Data for processing below:
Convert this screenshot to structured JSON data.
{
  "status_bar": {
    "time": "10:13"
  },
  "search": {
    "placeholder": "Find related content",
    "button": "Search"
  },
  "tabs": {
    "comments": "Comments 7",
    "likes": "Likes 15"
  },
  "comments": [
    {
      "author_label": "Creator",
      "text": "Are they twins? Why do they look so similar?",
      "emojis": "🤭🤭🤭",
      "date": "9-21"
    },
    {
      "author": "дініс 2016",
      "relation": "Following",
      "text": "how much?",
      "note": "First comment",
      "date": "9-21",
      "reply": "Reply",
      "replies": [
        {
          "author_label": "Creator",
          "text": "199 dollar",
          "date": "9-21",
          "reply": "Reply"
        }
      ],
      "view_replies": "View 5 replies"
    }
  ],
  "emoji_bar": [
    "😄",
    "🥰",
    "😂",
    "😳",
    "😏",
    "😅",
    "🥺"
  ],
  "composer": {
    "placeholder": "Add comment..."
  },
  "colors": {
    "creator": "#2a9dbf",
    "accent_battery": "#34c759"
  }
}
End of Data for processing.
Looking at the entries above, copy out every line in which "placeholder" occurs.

    "placeholder": "Find related content",
    "placeholder": "Add comment..."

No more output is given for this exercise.